Black lung disease is a potentially fatal disease caused by long exposure to coal dust. The disease most often occurs in the coal mining industry but has also been detected in the manufacturing of carbon products. The likelihood of developing the disease is directly related to the intensity and duration of exposure to coal dust.
What can I do?
Unfortunately the risks of disease persist after exposure to the coal dust has ceased. The symptoms in severe cases include long term cough and shortness of breath. Early detection of the disease is based on chest imaging and lung function testing, usually with plain x-rays and spirometry along with evaluation of respiratory symptoms. Any person who is suspected of having the disease should be referred to a Respiratory or Occupational Physician for urgent assessment.

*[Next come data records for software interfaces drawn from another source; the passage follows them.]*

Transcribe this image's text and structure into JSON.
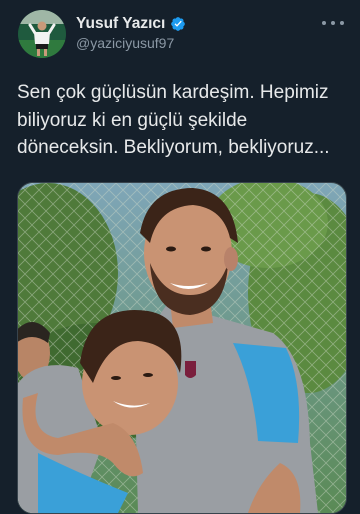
{
  "author": {
    "display_name": "Yusuf Yazıcı",
    "handle": "@yaziciyusuf97",
    "verified": true,
    "avatar_icon": "profile-photo"
  },
  "tweet": {
    "lines": [
      "Sen çok güçlüsün kardeşim. Hepimiz",
      "biliyoruz ki en güçlü şekilde",
      "döneceksin. Bekliyorum, bekliyoruz..."
    ]
  },
  "media": {
    "icon": "photo-two-players-hugging"
  },
  "colors": {
    "background": "#15202b",
    "text_primary": "#e7e9ea",
    "text_secondary": "#8b98a5",
    "verified_badge": "#1d9bf0",
    "border": "#38444d"
  }
}
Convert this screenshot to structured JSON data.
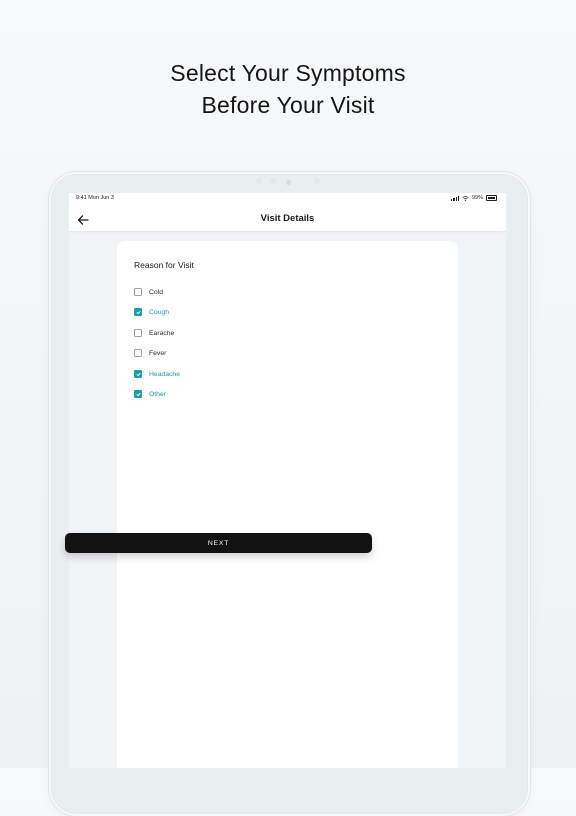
{
  "headline": {
    "line1": "Select Your Symptoms",
    "line2": "Before Your Visit"
  },
  "status_bar": {
    "time_date": "9:41  Mon Jun 3",
    "battery": "99%"
  },
  "nav": {
    "back_icon": "arrow-left-icon",
    "title": "Visit Details"
  },
  "form": {
    "section_title": "Reason for Visit",
    "options": [
      {
        "label": "Cold",
        "checked": false
      },
      {
        "label": "Cough",
        "checked": true
      },
      {
        "label": "Earache",
        "checked": false
      },
      {
        "label": "Fever",
        "checked": false
      },
      {
        "label": "Headache",
        "checked": true
      },
      {
        "label": "Other",
        "checked": true
      }
    ]
  },
  "next_button": {
    "label": "NEXT"
  },
  "colors": {
    "accent": "#1a9ea8",
    "button": "#121212",
    "background": "#f0f4f6"
  }
}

Justin and I have reviewed the report of the Monash University and the suggested recommendations for overhauling the Coal Mine Workers’ Health Scheme. The results of this report are quite disturbing. We have been advising clients on potential workers’ compensation claims, including relevant time limitation issues. Several clients have also requested that we access relevant scans and reports from the Health Surveillance Unit in Brisbane to enable further assessment of their claims.